[EXERCISE OBJECTIVE] The records below are to be reproduced exactly, with every picture left out.

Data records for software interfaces
·····
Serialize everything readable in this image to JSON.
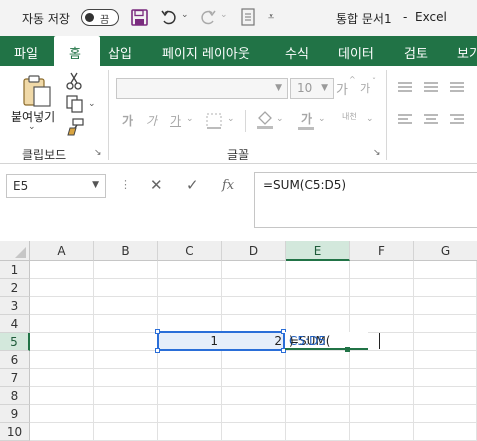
{
  "titlebar": {
    "autosave_label": "자동 저장",
    "autosave_state": "끔",
    "document_title": "통합 문서1",
    "separator": "-",
    "app_name": "Excel"
  },
  "tabs": [
    "파일",
    "홈",
    "삽입",
    "페이지 레이아웃",
    "수식",
    "데이터",
    "검토",
    "보기"
  ],
  "active_tab": "홈",
  "ribbon": {
    "clipboard": {
      "paste_label": "붙여넣기",
      "group_label": "클립보드"
    },
    "font": {
      "font_name": "",
      "font_size": "10",
      "grow_font": "가",
      "shrink_font": "가",
      "bold": "가",
      "italic": "가",
      "underline": "가",
      "font_color": "가",
      "phonetic": "내천",
      "group_label": "글꼴"
    }
  },
  "formula_bar": {
    "name_box": "E5",
    "formula": "=SUM(C5:D5)",
    "fx": "fx"
  },
  "grid": {
    "columns": [
      "A",
      "B",
      "C",
      "D",
      "E",
      "F",
      "G"
    ],
    "selected_column": "E",
    "rows": [
      "1",
      "2",
      "3",
      "4",
      "5",
      "6",
      "7",
      "8",
      "9",
      "10"
    ],
    "selected_row": "5",
    "cells": {
      "C5": "1",
      "D5": "2",
      "E5_prefix": "=SUM(",
      "E5_ref": "C5:D5",
      "E5_suffix": ")"
    }
  },
  "colors": {
    "ribbon_green": "#217346",
    "selection_blue": "#2a6ed8",
    "ref_blue": "#1f5fbf"
  }
}
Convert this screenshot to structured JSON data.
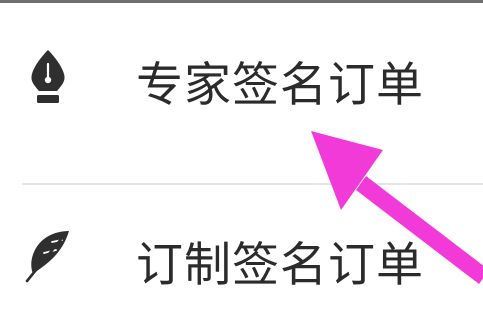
{
  "menu": {
    "items": [
      {
        "label": "专家签名订单",
        "icon": "fountain-pen-nib-icon"
      },
      {
        "label": "订制签名订单",
        "icon": "feather-quill-icon"
      }
    ]
  },
  "annotation": {
    "arrow_color": "#f23ad8"
  },
  "colors": {
    "label_text": "#2b2b2b",
    "icon": "#2f2f2f",
    "divider": "#e4e4e4",
    "top_bar": "#6f6f6f",
    "background": "#ffffff"
  }
}
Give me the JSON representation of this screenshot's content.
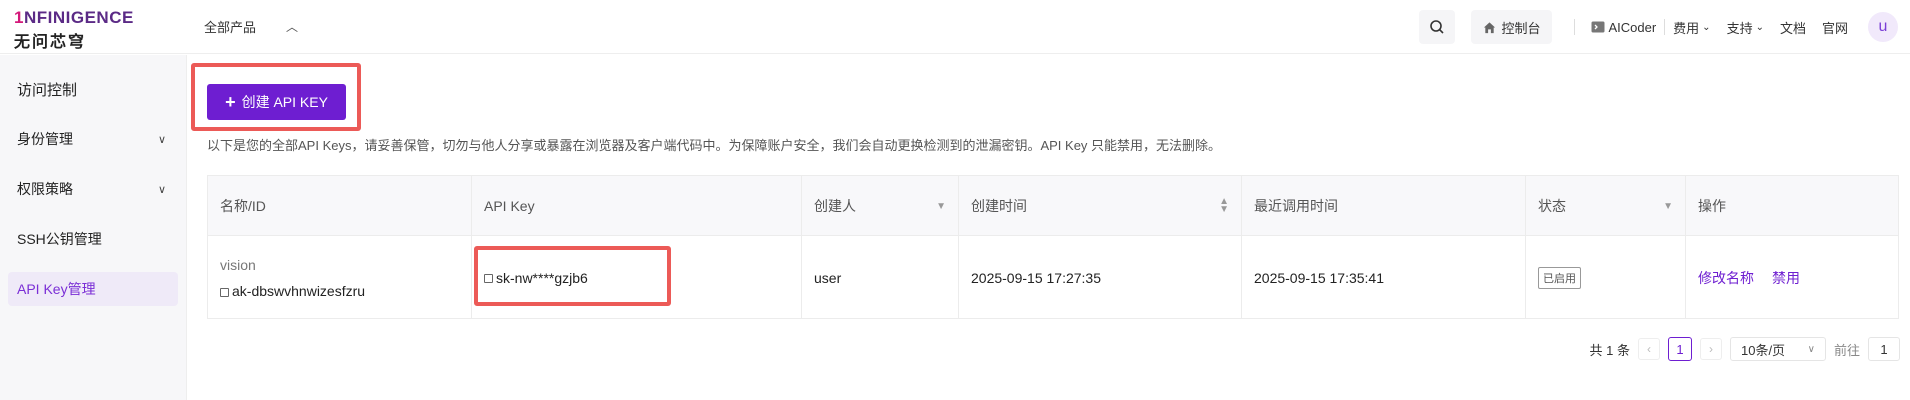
{
  "logo": {
    "line1_prefix": "1",
    "line1_rest": "NFINIGENCE",
    "line2": "无问芯穹"
  },
  "header": {
    "products_label": "全部产品",
    "console_label": "控制台",
    "aicoder_label": "AICoder",
    "cost_label": "费用",
    "support_label": "支持",
    "docs_label": "文档",
    "site_label": "官网",
    "avatar_letter": "u"
  },
  "sidebar": {
    "title": "访问控制",
    "items": [
      {
        "label": "身份管理",
        "expandable": true
      },
      {
        "label": "权限策略",
        "expandable": true
      },
      {
        "label": "SSH公钥管理",
        "expandable": false
      },
      {
        "label": "API Key管理",
        "expandable": false,
        "active": true
      }
    ]
  },
  "main": {
    "create_button": "创建 API KEY",
    "hint": "以下是您的全部API Keys，请妥善保管，切勿与他人分享或暴露在浏览器及客户端代码中。为保障账户安全，我们会自动更换检测到的泄漏密钥。API Key 只能禁用，无法删除。"
  },
  "table": {
    "columns": [
      "名称/ID",
      "API Key",
      "创建人",
      "创建时间",
      "最近调用时间",
      "状态",
      "操作"
    ],
    "rows": [
      {
        "name": "vision",
        "id": "ak-dbswvhnwizesfzru",
        "api_key": "sk-nw****gzjb6",
        "creator": "user",
        "created": "2025-09-15 17:27:35",
        "last_called": "2025-09-15 17:35:41",
        "status": "已启用",
        "actions": [
          "修改名称",
          "禁用"
        ]
      }
    ]
  },
  "pagination": {
    "total": "共 1 条",
    "current_page": "1",
    "page_size": "10条/页",
    "jump_label": "前往",
    "jump_value": "1"
  },
  "colors": {
    "accent": "#6e1ed1",
    "highlight": "#ec5a57"
  }
}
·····
[RESULT OF THE EXERCISE]
Serialize everything readable in this image to JSON.
{
  "titlebar": {
    "autosave_label": "자동 저장",
    "autosave_state": "끔",
    "document_title": "통합 문서1",
    "separator": "-",
    "app_name": "Excel"
  },
  "tabs": [
    "파일",
    "홈",
    "삽입",
    "페이지 레이아웃",
    "수식",
    "데이터",
    "검토",
    "보기"
  ],
  "active_tab": "홈",
  "ribbon": {
    "clipboard": {
      "paste_label": "붙여넣기",
      "group_label": "클립보드"
    },
    "font": {
      "font_name": "",
      "font_size": "10",
      "grow_font": "가",
      "shrink_font": "가",
      "bold": "가",
      "italic": "가",
      "underline": "가",
      "font_color": "가",
      "phonetic": "내천",
      "group_label": "글꼴"
    }
  },
  "formula_bar": {
    "name_box": "E5",
    "formula": "=SUM(C5:D5)",
    "fx": "fx"
  },
  "grid": {
    "columns": [
      "A",
      "B",
      "C",
      "D",
      "E",
      "F",
      "G"
    ],
    "selected_column": "E",
    "rows": [
      "1",
      "2",
      "3",
      "4",
      "5",
      "6",
      "7",
      "8",
      "9",
      "10"
    ],
    "selected_row": "5",
    "cells": {
      "C5": "1",
      "D5": "2",
      "E5_prefix": "=SUM(",
      "E5_ref": "C5:D5",
      "E5_suffix": ")"
    }
  },
  "colors": {
    "ribbon_green": "#217346",
    "selection_blue": "#2a6ed8",
    "ref_blue": "#1f5fbf"
  }
}
Convert this screenshot to structured JSON data.
{
  "menu": {
    "items": [
      {
        "label": "专家签名订单",
        "icon": "fountain-pen-nib-icon"
      },
      {
        "label": "订制签名订单",
        "icon": "feather-quill-icon"
      }
    ]
  },
  "annotation": {
    "arrow_color": "#f23ad8"
  },
  "colors": {
    "label_text": "#2b2b2b",
    "icon": "#2f2f2f",
    "divider": "#e4e4e4",
    "top_bar": "#6f6f6f",
    "background": "#ffffff"
  }
}
Give me the JSON representation of this screenshot's content.
{
  "logo": {
    "line1_prefix": "1",
    "line1_rest": "NFINIGENCE",
    "line2": "无问芯穹"
  },
  "header": {
    "products_label": "全部产品",
    "console_label": "控制台",
    "aicoder_label": "AICoder",
    "cost_label": "费用",
    "support_label": "支持",
    "docs_label": "文档",
    "site_label": "官网",
    "avatar_letter": "u"
  },
  "sidebar": {
    "title": "访问控制",
    "items": [
      {
        "label": "身份管理",
        "expandable": true
      },
      {
        "label": "权限策略",
        "expandable": true
      },
      {
        "label": "SSH公钥管理",
        "expandable": false
      },
      {
        "label": "API Key管理",
        "expandable": false,
        "active": true
      }
    ]
  },
  "main": {
    "create_button": "创建 API KEY",
    "hint": "以下是您的全部API Keys，请妥善保管，切勿与他人分享或暴露在浏览器及客户端代码中。为保障账户安全，我们会自动更换检测到的泄漏密钥。API Key 只能禁用，无法删除。"
  },
  "table": {
    "columns": [
      "名称/ID",
      "API Key",
      "创建人",
      "创建时间",
      "最近调用时间",
      "状态",
      "操作"
    ],
    "rows": [
      {
        "name": "vision",
        "id": "ak-dbswvhnwizesfzru",
        "api_key": "sk-nw****gzjb6",
        "creator": "user",
        "created": "2025-09-15 17:27:35",
        "last_called": "2025-09-15 17:35:41",
        "status": "已启用",
        "actions": [
          "修改名称",
          "禁用"
        ]
      }
    ]
  },
  "pagination": {
    "total": "共 1 条",
    "current_page": "1",
    "page_size": "10条/页",
    "jump_label": "前往",
    "jump_value": "1"
  },
  "colors": {
    "accent": "#6e1ed1",
    "highlight": "#ec5a57"
  }
}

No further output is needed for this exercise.